“It definitely didn’t go the way I was hoping on the break points,” Federer conceded. “I also didn’t break him at the Hopman Cup, so clearly something is wrong. He’s doing a good job to defend them. It’s very frustrating.”
After two hours and 40 minutes, Tsitsipas got his first break points, and Federer saved both to level at 4-4, before fading to go 2-1 down. He was struggling in most exchanges – until Tsitsipas called for the trainer after five games of the fourth to check for cramp. A quick massage of the thighs, and he was back in the groove. Federer forced a third tie-break. At 5-5, he faltered, and Tsitsipas ripped a withering forehand to cap the best day of his career.
Earlier, the effervescent Frances Tiafoe celebrated his 21st birthday by dumping the dangerous but inconsistent Grigor Dimitrov out of the tournament in four sets.
The Bulgarian put 21 aces on his younger opponent, but could not crack his indomitable spirit, and said later of Tiafoe, “It’s so nice to see somebody new, somebody fresh. Everybody in the locker room likes him, everybody is laughing. He’s going to be amazing. He can only get better.”
Tiafoe, the son of immigrants who fled war-torn Sierra Leone before he was born, lived for the first 11 years of his life on the premises of the tennis centre outside Washington DC where his father worked – and where he found tennis. He acknowledges the game has changed his life, and that of his family.
“It’s crazy, man. The beginning of my career, I was playing for them, trying to do everything for my family. I have put them in a great place. Now I’m trying to do it for me. In March, 2017, I bought a house in Maryland for my mom. My dad is in an apartment in Orlando. I didn’t want to go to college. I knew that from a young age.
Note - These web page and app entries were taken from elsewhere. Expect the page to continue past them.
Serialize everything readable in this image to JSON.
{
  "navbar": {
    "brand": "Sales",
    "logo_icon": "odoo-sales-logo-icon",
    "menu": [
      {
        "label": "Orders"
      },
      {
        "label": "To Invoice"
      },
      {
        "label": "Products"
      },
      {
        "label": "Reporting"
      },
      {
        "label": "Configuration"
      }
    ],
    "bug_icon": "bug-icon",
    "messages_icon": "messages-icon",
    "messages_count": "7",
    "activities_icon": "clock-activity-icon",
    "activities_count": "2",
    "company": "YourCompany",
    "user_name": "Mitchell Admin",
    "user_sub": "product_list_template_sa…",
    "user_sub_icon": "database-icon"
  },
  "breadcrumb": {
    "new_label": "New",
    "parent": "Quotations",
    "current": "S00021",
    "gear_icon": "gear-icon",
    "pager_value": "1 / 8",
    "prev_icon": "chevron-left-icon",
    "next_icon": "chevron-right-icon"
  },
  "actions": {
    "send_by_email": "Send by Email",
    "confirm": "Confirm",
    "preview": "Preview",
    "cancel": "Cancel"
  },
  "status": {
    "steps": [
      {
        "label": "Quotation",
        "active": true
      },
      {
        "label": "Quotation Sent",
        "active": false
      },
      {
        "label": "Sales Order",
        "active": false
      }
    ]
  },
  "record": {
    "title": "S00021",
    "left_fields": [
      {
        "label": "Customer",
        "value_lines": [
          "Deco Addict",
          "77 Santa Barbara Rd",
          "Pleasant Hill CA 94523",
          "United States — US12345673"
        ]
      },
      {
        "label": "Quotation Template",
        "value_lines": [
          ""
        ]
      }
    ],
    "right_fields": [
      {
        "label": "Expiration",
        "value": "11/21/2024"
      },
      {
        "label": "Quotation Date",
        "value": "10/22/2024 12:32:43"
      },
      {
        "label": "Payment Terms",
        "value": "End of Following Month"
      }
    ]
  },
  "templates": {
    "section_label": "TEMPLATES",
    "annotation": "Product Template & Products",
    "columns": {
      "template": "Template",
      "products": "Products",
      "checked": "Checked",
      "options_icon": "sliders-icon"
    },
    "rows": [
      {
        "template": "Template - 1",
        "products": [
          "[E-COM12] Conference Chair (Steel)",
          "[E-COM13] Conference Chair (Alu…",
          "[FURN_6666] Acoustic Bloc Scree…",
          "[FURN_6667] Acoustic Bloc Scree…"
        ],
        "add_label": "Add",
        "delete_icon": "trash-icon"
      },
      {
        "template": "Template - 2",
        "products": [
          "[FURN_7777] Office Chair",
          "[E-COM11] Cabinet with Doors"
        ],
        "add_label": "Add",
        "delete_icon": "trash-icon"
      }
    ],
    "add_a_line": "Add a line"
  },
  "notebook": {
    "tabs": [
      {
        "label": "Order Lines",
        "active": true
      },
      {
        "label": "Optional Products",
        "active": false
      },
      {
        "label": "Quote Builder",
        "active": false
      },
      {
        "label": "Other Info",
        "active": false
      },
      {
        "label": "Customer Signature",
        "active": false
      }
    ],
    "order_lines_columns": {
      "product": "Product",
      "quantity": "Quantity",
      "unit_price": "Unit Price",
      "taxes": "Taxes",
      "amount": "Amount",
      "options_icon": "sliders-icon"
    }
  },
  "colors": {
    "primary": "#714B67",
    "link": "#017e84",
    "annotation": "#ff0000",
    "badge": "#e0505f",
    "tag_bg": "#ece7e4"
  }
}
I wanted it and I’m doing it.”
He gets to do it again on Tuesday, against Rafael Nadal in the quarter-finals of a slam.
The Spaniard threatened to blow Tomas Berdych away in record time before settling for a grinding finish, to win 6-0, 6-1, 7-6 (4), and said later of Tiafoe, “He has everything. He’s quick. He serves well. Very quick forehand. He’s a very dynamic player, aggressive, dangerous. He’s in the quarter-finals. He has won some great matches. It’s going to be a tough one.”